Correct diagnosis of RDDLC via ultrasound may depend on the expertise of the ultrasonographer, the type of right dorsal displacement and the thoroughness of the examination as allowed by the horse's comfort level. It is important to distinguish RDDLC from a large colon volvulus, which generally presents with more severe pain and abdominal distention than RDDLC. Although we have not observed the abnormally-located colonic mesenteric vessels in the right lower abdomen on ultrasound examination in horses with LCV, the possibility of this occurring cannot be dismissed. Some cases of RDDLC may resolve with medical therapy, so diagnosis on ultrasound is not a definitive indicator for exploratory laparotomy (Abutarbush et al. 2005; Voigt et al. 2009). However, it should be considered in the arsenal of diagnostics used to determine the need for surgery in horses that present with colic. It may help clinicians diagnose RDDLC earlier in the course of disease, when the horse is a better anaesthetic candidate and help formulate a more accurate prognosis for the owner.
Horses that undergo exploratory laparotomy with a diagnosis of RDDLC are significantly more likely to have future colic episodes necessitating veterinary intervention (Smith and Mair 2010). It is unlikely that early diagnosis and correction would reduce the risk of future colic episodes, since a nonstrangulating displacement does not disturb the vascular integrity of the colonic vessels. However, it is possible that in some cases of RDDLC there is stretching of the colonic vasculature and soft tissues that could possibly predispose the horse to future colic episodes as a result of subclinical damage. It would be useful to be able to tell owners of a suspicion of RDDLC prior to surgery to better develop a prognosis and inform them of the likelihood of post operative complications such as recurrent colic.
In conclusion, abdominal ultrasound is a rapid, noninvasive tool to use in the diagnosis of horses with RDDLC. Ultrasonographic visualisation of abnormally-located colonic vessels, distinct from caecal mesenteric vessels, along the right side of the abdomen may be a highly specific finding for RDDLC and was seen in approximately 50% of horses with this disorder.

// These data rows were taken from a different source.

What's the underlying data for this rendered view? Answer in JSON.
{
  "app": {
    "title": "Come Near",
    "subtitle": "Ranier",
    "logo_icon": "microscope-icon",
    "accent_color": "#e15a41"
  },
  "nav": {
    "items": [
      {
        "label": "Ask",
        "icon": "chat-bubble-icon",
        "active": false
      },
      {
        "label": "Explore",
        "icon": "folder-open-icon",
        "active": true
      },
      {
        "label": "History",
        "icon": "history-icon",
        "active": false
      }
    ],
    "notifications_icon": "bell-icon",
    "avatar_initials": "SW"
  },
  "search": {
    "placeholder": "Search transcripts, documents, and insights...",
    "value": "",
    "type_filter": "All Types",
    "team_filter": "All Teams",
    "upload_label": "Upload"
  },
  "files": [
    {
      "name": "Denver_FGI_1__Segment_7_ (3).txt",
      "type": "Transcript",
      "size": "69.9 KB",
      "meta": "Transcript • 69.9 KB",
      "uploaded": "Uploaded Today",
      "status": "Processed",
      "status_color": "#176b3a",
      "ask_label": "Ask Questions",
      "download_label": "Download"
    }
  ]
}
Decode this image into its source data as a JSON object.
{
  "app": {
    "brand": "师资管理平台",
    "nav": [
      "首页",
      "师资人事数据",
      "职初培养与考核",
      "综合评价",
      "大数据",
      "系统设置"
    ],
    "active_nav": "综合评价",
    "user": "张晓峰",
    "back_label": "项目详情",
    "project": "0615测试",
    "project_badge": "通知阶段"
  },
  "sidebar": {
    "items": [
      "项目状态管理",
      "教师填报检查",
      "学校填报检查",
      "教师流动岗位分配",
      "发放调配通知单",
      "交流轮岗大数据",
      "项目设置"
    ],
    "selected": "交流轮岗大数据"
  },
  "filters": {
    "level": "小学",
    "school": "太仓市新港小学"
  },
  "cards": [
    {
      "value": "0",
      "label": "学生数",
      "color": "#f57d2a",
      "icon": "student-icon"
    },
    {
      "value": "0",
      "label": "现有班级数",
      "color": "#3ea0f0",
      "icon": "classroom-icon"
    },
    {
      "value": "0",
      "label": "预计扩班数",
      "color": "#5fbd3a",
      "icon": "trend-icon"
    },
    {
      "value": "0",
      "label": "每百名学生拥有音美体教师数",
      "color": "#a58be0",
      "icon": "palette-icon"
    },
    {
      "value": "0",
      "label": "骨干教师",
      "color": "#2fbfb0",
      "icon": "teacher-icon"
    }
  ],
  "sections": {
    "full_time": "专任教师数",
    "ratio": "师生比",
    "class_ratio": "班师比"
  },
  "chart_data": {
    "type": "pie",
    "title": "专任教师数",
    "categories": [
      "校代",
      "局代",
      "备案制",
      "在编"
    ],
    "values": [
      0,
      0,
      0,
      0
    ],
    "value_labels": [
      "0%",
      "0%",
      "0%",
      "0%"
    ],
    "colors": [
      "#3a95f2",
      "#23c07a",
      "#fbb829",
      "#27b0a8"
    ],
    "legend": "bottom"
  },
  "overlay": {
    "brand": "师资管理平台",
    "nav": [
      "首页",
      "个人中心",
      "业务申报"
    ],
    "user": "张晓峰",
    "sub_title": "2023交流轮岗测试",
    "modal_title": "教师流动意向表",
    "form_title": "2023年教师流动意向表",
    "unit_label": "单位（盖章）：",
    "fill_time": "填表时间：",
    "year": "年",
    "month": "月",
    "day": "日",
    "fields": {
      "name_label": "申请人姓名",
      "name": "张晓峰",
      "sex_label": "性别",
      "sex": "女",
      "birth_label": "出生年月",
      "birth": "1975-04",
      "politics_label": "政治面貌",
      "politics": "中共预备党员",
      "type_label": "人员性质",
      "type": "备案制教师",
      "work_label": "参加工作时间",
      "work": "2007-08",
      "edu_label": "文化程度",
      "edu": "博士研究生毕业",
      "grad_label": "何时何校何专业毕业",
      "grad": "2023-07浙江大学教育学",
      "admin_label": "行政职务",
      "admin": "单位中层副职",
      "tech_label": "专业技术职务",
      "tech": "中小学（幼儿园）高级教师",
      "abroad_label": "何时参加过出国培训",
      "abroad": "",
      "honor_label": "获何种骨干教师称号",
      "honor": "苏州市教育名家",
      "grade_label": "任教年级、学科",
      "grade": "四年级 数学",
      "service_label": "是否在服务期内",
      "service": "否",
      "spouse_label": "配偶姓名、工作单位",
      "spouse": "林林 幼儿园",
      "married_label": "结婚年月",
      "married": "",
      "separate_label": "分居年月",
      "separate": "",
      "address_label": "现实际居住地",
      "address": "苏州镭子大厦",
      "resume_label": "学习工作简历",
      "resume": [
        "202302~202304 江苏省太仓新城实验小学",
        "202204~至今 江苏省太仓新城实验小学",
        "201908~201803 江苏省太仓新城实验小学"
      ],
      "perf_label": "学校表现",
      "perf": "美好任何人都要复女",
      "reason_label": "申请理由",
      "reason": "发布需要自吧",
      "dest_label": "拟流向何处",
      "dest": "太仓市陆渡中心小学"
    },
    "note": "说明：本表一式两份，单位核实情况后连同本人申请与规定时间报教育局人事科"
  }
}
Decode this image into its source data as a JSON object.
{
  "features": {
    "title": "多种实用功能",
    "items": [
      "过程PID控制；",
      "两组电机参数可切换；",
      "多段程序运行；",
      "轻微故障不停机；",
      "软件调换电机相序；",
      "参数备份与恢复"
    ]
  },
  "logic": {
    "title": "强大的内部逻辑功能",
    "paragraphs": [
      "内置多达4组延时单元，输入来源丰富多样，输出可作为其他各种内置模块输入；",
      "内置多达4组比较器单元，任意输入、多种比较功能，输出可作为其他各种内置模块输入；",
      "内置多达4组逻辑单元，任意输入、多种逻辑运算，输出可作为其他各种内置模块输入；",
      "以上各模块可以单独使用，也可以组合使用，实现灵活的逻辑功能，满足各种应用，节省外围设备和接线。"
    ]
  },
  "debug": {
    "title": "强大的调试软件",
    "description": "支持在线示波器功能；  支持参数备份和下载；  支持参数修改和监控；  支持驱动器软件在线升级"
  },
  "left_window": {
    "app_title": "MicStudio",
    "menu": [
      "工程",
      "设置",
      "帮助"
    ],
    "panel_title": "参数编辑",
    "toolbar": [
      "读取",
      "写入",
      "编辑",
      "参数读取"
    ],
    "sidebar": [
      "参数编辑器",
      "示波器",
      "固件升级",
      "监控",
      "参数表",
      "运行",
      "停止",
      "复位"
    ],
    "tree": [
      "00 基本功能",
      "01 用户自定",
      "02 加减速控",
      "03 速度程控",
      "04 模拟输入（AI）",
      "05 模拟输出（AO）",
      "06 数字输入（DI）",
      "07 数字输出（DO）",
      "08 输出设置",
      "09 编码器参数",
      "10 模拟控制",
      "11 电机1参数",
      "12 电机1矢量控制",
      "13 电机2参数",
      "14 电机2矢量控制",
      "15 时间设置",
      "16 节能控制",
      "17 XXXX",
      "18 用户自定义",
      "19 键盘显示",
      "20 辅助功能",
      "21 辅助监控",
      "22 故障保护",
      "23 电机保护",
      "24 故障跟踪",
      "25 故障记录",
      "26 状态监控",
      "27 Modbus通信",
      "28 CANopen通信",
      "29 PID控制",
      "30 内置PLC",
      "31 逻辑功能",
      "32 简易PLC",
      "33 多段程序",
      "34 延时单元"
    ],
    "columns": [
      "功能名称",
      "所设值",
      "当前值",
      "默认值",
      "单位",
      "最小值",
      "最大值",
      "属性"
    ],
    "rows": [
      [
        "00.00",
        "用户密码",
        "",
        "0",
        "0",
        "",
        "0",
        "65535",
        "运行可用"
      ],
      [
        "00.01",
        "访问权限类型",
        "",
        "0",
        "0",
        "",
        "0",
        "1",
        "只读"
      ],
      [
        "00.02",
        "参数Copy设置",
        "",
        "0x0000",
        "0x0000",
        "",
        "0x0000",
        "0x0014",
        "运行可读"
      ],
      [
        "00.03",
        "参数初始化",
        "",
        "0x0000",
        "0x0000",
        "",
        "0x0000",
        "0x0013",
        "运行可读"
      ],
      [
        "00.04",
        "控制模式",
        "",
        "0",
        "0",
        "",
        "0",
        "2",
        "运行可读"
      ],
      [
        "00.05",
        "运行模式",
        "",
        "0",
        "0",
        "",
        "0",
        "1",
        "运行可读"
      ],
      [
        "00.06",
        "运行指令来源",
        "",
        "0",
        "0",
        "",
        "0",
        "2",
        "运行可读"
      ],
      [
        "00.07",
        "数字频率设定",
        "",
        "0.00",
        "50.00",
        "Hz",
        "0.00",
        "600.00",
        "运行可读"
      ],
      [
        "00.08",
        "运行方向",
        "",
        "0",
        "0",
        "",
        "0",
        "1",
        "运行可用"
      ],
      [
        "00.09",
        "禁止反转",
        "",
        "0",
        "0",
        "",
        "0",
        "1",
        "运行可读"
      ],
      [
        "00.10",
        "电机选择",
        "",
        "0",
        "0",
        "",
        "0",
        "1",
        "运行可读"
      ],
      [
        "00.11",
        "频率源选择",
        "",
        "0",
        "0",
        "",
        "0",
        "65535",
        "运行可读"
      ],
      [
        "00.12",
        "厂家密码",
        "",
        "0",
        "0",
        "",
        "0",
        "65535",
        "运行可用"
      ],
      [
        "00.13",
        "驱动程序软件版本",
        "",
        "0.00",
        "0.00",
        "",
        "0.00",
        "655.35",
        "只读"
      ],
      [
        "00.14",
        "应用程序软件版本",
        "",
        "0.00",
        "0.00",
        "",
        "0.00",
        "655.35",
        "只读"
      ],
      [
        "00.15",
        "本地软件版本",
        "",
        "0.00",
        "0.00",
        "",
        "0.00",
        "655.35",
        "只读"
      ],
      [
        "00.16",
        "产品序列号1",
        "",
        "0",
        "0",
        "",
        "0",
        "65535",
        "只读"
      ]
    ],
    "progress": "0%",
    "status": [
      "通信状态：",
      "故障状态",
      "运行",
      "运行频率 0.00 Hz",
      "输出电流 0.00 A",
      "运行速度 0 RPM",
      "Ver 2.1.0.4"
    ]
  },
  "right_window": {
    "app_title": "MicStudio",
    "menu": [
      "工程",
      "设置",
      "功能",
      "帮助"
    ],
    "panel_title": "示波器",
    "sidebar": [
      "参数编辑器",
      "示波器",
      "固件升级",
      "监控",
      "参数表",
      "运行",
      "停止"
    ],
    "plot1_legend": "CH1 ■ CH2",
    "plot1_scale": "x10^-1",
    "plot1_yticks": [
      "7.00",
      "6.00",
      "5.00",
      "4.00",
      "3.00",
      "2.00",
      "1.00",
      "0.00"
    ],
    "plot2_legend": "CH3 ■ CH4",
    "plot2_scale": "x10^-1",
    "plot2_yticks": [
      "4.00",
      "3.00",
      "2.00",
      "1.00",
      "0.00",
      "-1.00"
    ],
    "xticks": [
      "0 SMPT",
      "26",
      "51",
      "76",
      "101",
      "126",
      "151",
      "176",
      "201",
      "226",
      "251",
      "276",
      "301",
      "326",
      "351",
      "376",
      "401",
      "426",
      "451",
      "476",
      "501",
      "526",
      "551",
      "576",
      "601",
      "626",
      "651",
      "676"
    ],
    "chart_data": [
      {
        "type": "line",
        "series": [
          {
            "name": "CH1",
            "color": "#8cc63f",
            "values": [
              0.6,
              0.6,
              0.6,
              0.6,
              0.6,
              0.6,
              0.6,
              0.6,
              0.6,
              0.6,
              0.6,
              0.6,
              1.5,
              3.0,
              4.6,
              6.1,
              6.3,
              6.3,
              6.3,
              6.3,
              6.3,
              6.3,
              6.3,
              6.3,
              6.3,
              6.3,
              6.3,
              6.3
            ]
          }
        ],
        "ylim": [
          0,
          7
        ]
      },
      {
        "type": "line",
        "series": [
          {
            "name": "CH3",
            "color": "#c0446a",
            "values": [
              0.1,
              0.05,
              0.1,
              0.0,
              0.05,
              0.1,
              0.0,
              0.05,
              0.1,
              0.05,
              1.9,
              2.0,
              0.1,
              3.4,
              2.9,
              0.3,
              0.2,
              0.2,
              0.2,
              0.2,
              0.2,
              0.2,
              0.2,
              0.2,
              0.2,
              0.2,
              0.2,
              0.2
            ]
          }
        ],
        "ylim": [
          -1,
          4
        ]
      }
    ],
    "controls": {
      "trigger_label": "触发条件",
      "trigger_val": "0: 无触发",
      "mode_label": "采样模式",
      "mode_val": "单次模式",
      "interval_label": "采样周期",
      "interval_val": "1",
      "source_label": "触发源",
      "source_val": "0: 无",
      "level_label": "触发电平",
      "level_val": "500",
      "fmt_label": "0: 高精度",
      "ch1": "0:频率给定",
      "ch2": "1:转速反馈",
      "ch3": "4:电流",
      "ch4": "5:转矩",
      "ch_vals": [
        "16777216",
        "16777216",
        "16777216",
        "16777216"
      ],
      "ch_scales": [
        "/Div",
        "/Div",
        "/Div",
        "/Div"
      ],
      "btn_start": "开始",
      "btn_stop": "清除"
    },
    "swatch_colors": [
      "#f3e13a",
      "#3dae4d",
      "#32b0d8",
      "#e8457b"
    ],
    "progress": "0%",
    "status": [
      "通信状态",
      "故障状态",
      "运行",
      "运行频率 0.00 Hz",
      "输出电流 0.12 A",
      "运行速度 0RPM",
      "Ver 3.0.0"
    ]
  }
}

Authors' declaration of interests
No conflicts of interest have been declared.